* [Task item]:
If a line holds the word "JSON", copy it from the entries.

* [Task inputs]:
==*==

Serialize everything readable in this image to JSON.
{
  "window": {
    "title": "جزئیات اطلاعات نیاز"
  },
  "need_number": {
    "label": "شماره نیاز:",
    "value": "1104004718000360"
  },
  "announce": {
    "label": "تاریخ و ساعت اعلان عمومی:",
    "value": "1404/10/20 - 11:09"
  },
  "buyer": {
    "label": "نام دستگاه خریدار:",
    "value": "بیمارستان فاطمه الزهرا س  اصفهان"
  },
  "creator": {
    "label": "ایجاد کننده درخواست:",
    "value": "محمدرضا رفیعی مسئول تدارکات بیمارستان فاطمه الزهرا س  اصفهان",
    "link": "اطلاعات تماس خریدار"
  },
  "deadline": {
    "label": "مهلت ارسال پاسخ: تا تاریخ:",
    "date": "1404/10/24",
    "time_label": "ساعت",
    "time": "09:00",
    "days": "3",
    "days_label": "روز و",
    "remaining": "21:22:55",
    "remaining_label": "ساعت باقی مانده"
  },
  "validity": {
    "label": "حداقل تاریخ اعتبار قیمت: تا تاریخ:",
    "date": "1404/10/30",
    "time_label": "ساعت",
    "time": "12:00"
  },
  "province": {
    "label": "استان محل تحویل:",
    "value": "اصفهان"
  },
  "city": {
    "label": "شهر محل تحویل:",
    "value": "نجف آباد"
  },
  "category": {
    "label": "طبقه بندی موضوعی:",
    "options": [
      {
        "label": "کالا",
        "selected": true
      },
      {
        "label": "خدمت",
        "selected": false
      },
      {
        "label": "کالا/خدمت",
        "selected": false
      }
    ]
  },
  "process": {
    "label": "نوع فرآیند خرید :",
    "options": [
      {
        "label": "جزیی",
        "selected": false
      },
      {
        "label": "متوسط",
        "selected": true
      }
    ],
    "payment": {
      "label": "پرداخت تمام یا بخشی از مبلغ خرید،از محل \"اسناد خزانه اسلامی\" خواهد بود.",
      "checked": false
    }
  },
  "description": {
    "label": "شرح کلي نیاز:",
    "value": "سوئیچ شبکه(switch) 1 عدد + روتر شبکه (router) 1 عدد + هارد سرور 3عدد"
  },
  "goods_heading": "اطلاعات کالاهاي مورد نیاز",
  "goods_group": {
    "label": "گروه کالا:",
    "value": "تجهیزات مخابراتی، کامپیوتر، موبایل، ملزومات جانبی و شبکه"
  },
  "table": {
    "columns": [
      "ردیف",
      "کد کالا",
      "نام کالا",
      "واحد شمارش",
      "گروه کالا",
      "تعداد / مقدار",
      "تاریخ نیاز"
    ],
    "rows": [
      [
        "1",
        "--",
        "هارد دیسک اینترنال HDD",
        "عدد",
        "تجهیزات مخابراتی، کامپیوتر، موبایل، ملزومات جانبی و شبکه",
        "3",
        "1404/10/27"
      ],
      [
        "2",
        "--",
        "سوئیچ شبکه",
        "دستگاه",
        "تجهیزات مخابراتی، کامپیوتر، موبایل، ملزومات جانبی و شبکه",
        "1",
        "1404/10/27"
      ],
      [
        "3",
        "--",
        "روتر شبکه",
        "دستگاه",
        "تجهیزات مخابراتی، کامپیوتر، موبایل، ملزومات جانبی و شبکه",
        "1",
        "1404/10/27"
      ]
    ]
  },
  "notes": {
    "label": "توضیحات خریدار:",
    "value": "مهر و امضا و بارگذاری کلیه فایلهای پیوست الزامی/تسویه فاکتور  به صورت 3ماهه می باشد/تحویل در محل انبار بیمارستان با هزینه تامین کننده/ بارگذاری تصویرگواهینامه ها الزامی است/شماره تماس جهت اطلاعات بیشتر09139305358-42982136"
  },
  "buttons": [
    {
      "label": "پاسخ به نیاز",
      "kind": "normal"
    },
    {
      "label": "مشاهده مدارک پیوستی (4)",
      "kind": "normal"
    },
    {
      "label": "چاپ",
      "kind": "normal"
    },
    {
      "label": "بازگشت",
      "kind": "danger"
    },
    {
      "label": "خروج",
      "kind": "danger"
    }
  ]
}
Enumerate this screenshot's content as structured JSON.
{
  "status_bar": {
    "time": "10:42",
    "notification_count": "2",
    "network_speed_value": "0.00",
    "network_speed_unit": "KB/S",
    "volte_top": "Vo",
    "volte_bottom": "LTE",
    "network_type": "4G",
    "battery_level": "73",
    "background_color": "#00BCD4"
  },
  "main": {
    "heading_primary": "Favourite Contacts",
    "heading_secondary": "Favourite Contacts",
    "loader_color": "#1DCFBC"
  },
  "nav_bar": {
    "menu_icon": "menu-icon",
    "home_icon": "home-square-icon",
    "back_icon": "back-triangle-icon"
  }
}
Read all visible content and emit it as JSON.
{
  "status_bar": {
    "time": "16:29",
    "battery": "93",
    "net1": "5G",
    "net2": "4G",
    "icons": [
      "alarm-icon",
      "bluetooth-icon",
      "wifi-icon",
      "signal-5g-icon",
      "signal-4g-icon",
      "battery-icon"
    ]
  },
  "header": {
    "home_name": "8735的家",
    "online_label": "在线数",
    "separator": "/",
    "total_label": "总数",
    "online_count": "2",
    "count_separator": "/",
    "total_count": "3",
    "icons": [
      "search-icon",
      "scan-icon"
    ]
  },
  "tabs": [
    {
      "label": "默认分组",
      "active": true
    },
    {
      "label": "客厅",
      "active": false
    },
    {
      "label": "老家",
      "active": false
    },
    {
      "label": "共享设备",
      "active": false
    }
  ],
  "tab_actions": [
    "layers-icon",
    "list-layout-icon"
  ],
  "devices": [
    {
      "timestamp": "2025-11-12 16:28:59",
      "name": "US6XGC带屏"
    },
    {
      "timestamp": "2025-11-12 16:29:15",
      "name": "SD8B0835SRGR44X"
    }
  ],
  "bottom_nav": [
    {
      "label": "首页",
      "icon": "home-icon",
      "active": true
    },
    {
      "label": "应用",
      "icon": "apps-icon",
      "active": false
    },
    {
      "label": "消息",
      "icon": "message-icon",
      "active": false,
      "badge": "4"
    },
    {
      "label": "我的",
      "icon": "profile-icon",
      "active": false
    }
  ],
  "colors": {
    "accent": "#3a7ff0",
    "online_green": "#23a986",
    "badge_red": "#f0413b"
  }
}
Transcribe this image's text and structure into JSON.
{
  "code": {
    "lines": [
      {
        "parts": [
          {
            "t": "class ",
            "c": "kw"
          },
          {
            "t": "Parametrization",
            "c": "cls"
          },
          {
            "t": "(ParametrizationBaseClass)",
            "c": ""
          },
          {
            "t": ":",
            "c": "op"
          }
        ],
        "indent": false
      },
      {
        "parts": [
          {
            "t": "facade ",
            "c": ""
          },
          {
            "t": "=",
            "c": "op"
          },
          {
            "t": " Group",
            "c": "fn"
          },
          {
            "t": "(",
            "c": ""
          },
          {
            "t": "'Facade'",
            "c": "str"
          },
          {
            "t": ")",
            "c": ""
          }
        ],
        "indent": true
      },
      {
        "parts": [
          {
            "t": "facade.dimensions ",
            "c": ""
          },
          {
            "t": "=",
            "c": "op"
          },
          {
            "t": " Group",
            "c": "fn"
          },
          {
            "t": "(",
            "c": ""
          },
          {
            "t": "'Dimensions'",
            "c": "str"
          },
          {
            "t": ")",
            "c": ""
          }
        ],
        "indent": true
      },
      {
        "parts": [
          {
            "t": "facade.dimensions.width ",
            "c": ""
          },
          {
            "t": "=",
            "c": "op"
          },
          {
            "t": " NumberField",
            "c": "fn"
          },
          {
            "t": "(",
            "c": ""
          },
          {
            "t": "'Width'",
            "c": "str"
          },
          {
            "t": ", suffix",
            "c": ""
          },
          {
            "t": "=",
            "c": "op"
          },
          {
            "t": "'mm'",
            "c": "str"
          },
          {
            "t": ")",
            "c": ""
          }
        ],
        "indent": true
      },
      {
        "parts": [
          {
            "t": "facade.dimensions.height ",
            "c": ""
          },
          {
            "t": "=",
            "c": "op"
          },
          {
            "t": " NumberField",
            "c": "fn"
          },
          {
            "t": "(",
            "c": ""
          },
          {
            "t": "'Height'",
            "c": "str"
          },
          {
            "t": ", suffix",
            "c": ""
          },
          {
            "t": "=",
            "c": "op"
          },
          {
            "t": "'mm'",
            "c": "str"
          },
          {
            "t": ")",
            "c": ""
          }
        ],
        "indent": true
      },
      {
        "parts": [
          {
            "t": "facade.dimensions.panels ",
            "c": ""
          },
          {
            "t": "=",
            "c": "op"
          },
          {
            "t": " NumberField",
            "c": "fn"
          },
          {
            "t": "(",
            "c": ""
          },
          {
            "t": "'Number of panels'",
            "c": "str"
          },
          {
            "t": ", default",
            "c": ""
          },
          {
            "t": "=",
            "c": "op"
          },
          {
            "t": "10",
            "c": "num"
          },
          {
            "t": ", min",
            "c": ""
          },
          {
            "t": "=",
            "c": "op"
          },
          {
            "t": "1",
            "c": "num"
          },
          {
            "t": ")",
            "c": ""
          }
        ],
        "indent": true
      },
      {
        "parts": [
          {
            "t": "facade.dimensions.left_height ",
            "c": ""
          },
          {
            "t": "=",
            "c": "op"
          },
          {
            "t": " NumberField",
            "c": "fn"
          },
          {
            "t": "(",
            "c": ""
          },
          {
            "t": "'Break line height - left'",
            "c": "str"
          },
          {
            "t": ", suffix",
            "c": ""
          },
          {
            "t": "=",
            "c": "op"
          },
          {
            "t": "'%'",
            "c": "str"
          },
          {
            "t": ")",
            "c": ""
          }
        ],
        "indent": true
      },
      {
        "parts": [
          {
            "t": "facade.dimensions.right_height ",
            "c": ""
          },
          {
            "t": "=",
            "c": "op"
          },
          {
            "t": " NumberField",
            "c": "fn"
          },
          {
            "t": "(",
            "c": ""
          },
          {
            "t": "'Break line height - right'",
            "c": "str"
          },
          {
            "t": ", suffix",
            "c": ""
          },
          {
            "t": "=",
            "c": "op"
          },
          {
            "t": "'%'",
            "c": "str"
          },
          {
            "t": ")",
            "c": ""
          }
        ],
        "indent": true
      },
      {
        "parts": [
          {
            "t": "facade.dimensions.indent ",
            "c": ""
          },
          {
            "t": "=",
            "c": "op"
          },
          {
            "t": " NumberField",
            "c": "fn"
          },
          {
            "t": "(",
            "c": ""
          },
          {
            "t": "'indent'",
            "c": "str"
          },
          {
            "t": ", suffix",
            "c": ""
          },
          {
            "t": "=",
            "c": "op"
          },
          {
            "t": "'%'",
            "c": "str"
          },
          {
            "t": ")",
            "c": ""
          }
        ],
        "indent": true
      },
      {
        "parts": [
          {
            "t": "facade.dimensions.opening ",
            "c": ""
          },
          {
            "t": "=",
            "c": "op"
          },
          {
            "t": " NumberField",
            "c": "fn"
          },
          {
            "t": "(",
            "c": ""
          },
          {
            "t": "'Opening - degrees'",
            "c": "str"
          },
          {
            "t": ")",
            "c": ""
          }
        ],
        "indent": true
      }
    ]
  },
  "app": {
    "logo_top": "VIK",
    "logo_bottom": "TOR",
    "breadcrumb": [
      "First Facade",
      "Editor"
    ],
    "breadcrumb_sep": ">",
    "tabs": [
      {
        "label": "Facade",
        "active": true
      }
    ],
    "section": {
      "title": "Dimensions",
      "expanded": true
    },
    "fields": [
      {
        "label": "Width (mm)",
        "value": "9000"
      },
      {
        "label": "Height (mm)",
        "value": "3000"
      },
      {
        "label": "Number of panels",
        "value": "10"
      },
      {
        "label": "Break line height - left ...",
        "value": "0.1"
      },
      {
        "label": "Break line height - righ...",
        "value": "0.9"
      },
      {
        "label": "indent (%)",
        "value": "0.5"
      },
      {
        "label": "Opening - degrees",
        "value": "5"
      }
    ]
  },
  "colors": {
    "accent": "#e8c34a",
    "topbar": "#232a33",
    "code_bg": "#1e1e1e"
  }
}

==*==

* [Response to the exercise]:
Serialize everything readable in this image to JSON.
Enumerate this screenshot's content as structured JSON.
Read all visible content and emit it as JSON.
Transcribe this image's text and structure into JSON.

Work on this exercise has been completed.